All History Guide: Your guide to history on the Internet..
" .. this unusual, and yes, excellent history book.."
"More books like this one introducing historical study in a sympathetic was are needed.."
Now in paperback
... and into its 3rd reprint!
Analysis of map evidence
The collection of ancient maps in the York City library was examined. The plan was to see if the River Ouse had wandered from its course in the vicinity of modern Fulford. The maps, publication dates and some notes are tabulated below.
The topographic quality of the maps is variable. The purpose and market for the maps was evident from the features that were marked – Great Houses, Churches, tides or passable roads. Villages on the edge of a marsh were not seen as very important in this context so a limited amount of detail was available.
However, on some points the maps were consistent.
Course of the River Ouse

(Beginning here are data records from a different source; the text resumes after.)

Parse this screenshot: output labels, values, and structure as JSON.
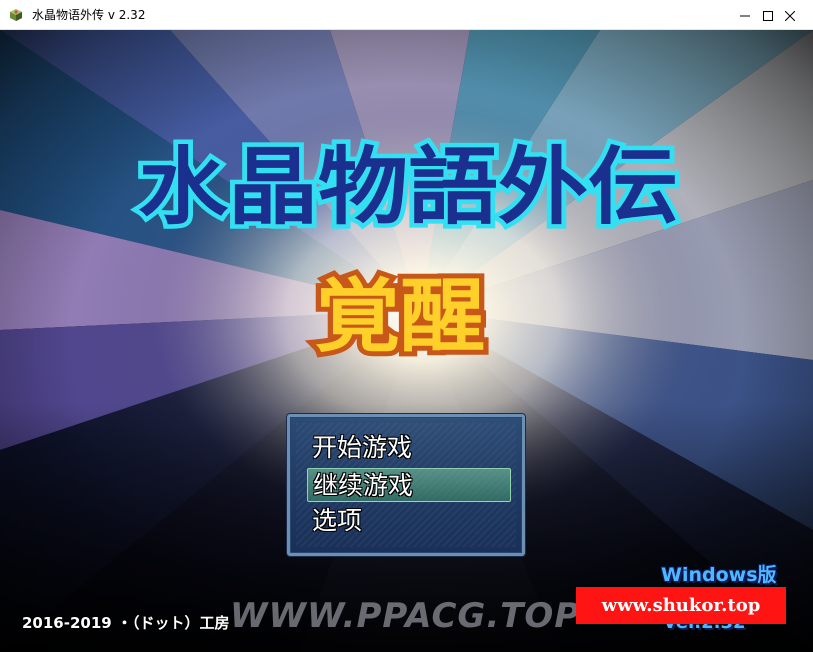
{
  "window": {
    "title": "水晶物语外传 v 2.32",
    "icon": "app-icon",
    "controls": {
      "minimize_icon": "minimize-icon",
      "maximize_icon": "maximize-icon",
      "close_icon": "close-icon"
    }
  },
  "logo": {
    "title": "水晶物語外伝",
    "subtitle": "覚醒",
    "title_color": "#1b2f8f",
    "title_outline": "#33e0f2",
    "subtitle_color": "#ffcf2a",
    "subtitle_outline": "#c8571a"
  },
  "menu": {
    "items": [
      {
        "label": "开始游戏"
      },
      {
        "label": "继续游戏",
        "selected": true
      },
      {
        "label": "选项"
      }
    ]
  },
  "footer": {
    "copyright": "2016-2019 ・（ドット）工房",
    "edition": "Windows版",
    "version": "ver.2.32"
  },
  "watermarks": {
    "ppacg": "WWW.PPACG.TOP",
    "shukor": "www.shukor.top",
    "shukor_bg": "#ff1414"
  }
}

Of the 8 maps, all but one of the maps (Morden 1695), defines the distinctive bend in the river just beyond Fulford. Using this distinctive feature it appear that the river has flowed from York to Fulford following roughly the same line. There is certainly no evidence of a consistent variation.
Location of a drain or ditch near Fulford
Until the Plamer map in 1726 there is no marking of a ditch where Germany Beck now flows. This map show the tide tables along the River Ouse as far as the Humber. As it was designed for sailors the location of the 'river' in the location of Germany Beck is probably fairly accurate. It shows a bridge over the Beck. There are no other tributaries between Fulford and York.
Fulford place name
Using the sharp bend mentioned earlier it is possible to place Fulford reasonably accurately. The church at St Oswald’s is often marked providing another point of reference. The place name of Fulford wanders around and often vanishes. It is impossible to draw any conclusions for the location of the place names Gate Fulford, Water Fulford or Fulford itself.
The earliest map (Saxton 1577) shows Foule Sutton where modern Fulford is located. Fowl Sutton is still on the maps a century later. Foule Sutton is used through the 18th century. Sutton is an Anglo Saxon name for South farmstead. Bowan’s map of 1750 has concentric circles for the centre of York and shows Gate Fulford correctly located at a distance of 2 miles.
There is little point expecting to find 'contemporary' records referring to the name Fulford as this probably post-dates the battle. The descriptive nature of the name remains attractive. It is surprising that it is not more common as there must have been many swampy fords around the country.